**Description of the task:** Among the records, find the lines that hold the string "business" and return them.

Web page and app entries
*-*-*

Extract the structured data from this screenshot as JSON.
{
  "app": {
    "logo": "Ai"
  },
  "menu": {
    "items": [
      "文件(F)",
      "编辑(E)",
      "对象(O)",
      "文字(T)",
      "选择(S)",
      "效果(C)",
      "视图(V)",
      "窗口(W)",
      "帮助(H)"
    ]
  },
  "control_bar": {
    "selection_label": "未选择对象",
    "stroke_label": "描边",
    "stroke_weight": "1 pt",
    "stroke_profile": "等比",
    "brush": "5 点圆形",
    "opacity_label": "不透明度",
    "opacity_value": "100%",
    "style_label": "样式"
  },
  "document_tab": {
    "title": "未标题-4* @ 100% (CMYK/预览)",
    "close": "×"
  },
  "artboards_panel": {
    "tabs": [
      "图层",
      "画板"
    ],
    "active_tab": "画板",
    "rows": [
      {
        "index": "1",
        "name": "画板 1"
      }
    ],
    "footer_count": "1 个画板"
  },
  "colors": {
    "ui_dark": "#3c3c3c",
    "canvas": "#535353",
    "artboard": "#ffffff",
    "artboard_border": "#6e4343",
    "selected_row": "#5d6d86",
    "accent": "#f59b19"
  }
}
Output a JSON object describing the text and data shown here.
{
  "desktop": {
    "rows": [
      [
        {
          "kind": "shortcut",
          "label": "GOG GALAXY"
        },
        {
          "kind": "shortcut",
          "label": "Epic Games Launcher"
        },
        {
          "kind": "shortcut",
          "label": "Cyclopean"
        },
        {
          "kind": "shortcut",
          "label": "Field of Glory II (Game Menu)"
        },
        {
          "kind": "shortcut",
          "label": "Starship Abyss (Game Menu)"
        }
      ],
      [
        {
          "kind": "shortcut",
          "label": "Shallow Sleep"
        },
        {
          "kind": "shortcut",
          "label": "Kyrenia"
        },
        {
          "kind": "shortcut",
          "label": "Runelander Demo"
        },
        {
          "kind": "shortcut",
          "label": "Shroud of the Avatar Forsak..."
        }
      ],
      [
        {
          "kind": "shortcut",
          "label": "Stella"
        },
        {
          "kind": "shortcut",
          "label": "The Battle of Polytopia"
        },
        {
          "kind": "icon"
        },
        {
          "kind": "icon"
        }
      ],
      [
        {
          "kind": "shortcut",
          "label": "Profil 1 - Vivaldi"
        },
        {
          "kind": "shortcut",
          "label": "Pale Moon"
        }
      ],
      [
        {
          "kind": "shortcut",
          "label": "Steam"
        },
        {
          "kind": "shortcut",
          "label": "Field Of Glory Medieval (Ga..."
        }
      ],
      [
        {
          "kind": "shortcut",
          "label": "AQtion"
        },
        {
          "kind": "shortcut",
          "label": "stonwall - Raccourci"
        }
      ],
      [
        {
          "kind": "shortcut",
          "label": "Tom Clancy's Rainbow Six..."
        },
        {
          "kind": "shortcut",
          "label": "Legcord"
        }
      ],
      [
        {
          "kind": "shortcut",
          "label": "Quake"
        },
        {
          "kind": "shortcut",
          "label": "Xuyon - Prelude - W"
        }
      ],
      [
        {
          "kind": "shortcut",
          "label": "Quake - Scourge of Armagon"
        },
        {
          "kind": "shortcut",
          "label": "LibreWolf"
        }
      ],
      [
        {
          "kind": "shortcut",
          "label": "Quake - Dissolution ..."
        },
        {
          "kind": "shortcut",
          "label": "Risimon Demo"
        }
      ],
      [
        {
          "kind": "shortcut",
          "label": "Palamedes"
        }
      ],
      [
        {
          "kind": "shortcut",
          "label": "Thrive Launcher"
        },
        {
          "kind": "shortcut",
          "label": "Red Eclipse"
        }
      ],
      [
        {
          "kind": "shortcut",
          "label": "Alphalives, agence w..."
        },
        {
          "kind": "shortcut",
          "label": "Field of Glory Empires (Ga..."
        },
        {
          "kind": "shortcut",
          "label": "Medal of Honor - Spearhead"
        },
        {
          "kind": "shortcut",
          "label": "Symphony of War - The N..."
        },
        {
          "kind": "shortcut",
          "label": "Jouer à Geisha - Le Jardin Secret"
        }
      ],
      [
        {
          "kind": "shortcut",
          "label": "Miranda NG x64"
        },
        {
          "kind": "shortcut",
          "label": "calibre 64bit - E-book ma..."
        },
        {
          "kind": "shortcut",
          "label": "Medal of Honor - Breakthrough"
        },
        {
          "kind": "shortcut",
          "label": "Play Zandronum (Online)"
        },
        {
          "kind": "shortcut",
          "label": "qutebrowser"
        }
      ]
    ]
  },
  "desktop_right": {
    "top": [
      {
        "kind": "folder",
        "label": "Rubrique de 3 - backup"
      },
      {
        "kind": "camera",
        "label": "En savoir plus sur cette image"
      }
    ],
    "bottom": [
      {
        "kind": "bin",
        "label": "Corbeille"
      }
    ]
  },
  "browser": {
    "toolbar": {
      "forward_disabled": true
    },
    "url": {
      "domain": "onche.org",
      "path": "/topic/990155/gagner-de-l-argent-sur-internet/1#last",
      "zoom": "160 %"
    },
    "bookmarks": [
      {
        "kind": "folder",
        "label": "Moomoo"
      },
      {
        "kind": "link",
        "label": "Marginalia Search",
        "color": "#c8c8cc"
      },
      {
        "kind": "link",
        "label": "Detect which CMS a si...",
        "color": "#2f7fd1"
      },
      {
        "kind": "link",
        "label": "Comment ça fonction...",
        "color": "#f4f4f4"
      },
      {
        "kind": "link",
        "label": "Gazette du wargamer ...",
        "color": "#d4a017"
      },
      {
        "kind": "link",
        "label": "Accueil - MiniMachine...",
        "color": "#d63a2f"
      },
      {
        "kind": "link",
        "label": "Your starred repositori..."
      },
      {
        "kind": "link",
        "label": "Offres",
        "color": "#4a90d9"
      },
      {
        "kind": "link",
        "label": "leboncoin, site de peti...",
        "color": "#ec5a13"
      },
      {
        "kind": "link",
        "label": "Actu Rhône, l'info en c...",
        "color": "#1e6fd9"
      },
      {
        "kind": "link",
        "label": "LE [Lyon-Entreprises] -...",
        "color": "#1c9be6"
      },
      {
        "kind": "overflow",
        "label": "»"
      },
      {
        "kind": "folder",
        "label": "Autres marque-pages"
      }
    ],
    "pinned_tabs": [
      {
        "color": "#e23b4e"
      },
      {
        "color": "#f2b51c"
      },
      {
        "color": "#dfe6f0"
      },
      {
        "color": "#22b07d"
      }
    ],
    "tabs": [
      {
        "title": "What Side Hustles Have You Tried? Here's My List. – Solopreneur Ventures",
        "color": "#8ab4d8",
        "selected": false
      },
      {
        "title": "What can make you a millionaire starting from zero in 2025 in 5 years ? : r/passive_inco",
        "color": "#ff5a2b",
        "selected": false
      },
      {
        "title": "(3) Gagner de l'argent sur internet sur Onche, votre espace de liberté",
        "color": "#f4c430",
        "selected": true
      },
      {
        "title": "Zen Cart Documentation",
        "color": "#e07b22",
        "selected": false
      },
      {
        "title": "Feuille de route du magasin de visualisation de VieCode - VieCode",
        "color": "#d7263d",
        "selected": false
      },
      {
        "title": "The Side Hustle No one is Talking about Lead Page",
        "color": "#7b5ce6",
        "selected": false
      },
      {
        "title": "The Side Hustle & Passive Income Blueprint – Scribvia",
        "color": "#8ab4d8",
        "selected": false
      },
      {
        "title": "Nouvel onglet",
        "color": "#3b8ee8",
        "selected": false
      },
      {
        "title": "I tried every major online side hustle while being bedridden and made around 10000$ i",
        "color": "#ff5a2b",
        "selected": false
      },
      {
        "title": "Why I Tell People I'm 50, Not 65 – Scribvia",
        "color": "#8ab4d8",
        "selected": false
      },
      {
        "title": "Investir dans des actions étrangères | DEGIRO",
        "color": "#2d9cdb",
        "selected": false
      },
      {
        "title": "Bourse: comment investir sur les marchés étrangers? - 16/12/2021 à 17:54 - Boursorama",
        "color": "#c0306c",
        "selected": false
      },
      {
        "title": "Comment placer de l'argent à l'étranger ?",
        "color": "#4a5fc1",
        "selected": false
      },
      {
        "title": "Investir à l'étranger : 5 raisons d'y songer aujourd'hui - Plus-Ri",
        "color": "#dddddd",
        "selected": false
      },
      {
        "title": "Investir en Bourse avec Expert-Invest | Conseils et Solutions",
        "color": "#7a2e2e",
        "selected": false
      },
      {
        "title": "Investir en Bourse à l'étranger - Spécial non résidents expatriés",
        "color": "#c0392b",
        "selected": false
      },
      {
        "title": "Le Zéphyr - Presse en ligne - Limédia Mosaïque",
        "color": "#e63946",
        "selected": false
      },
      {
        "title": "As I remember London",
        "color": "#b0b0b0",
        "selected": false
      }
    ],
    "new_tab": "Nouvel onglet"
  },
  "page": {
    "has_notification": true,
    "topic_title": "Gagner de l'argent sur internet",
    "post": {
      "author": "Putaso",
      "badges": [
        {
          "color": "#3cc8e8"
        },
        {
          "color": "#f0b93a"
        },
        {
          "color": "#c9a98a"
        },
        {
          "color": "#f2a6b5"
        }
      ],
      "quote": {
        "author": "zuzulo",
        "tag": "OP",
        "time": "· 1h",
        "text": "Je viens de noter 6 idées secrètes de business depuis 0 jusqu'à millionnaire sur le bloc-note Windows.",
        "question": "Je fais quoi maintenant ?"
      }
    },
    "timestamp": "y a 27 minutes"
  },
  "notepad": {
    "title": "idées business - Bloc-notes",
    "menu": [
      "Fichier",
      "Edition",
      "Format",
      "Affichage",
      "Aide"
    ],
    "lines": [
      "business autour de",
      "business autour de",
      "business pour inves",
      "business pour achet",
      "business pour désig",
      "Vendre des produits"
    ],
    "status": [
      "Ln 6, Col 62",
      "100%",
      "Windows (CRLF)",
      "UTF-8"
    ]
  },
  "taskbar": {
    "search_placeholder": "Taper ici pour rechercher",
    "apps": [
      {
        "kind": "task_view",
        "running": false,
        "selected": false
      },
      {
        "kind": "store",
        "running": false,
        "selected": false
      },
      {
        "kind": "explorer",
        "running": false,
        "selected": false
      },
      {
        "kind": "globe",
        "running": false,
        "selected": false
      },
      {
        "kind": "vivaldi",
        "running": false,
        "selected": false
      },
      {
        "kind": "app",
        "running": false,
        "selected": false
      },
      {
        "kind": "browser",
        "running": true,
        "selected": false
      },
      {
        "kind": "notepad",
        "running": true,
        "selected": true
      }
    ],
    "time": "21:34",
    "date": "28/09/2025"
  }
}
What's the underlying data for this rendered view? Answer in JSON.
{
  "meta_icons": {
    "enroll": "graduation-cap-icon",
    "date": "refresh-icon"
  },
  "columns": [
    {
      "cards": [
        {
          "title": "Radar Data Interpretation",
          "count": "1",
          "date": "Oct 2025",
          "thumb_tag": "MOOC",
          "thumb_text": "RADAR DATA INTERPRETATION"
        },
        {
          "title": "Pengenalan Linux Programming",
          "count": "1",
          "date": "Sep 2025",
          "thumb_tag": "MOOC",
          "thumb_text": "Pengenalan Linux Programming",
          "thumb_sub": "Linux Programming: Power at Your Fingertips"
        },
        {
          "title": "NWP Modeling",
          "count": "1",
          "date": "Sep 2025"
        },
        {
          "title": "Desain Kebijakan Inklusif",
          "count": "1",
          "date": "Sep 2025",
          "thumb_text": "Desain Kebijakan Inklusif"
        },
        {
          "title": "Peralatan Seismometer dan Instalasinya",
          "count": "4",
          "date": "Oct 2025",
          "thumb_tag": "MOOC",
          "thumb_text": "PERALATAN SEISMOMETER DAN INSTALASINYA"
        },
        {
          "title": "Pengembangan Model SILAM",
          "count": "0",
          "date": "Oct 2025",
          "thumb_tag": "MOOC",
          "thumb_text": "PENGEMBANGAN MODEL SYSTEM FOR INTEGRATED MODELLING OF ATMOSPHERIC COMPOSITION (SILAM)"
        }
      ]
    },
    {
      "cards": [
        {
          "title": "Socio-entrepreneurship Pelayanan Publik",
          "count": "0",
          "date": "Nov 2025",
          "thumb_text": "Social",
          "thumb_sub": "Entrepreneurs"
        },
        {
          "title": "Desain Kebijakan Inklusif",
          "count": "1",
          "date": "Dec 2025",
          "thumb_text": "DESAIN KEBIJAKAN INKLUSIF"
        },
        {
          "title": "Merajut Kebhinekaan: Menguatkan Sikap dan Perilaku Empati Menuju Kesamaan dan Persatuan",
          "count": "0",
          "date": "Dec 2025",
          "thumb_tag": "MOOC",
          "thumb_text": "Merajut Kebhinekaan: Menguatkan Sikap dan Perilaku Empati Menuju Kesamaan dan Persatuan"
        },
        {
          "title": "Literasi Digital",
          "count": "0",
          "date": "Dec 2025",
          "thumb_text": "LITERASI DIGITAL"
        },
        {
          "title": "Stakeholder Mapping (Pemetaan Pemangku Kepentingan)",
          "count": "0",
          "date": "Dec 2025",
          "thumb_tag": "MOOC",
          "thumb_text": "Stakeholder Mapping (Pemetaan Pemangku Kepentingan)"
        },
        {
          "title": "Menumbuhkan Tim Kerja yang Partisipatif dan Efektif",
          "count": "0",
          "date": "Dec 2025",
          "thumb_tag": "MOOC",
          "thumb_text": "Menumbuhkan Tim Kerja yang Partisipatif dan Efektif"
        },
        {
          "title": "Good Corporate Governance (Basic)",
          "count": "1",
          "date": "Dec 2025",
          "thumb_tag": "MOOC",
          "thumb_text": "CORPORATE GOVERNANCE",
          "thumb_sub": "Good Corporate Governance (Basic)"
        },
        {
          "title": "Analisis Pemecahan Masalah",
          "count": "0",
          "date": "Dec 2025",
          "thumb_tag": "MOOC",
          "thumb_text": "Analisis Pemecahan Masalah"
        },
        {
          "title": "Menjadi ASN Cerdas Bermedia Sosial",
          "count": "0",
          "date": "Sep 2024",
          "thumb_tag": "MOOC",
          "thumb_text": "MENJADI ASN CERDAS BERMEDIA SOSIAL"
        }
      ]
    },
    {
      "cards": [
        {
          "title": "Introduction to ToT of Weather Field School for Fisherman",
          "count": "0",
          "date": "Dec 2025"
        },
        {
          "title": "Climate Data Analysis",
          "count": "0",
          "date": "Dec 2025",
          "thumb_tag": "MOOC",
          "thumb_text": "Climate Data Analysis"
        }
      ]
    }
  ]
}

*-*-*

**Answer to this task:**
        "text": "Je viens de noter 6 idées secrètes de business depuis 0 jusqu'à millionnaire sur le bloc-note Windows.",
    "title": "idées business - Bloc-notes",
      "business autour de",
      "business autour de",
      "business pour inves",
      "business pour achet",
      "business pour désig",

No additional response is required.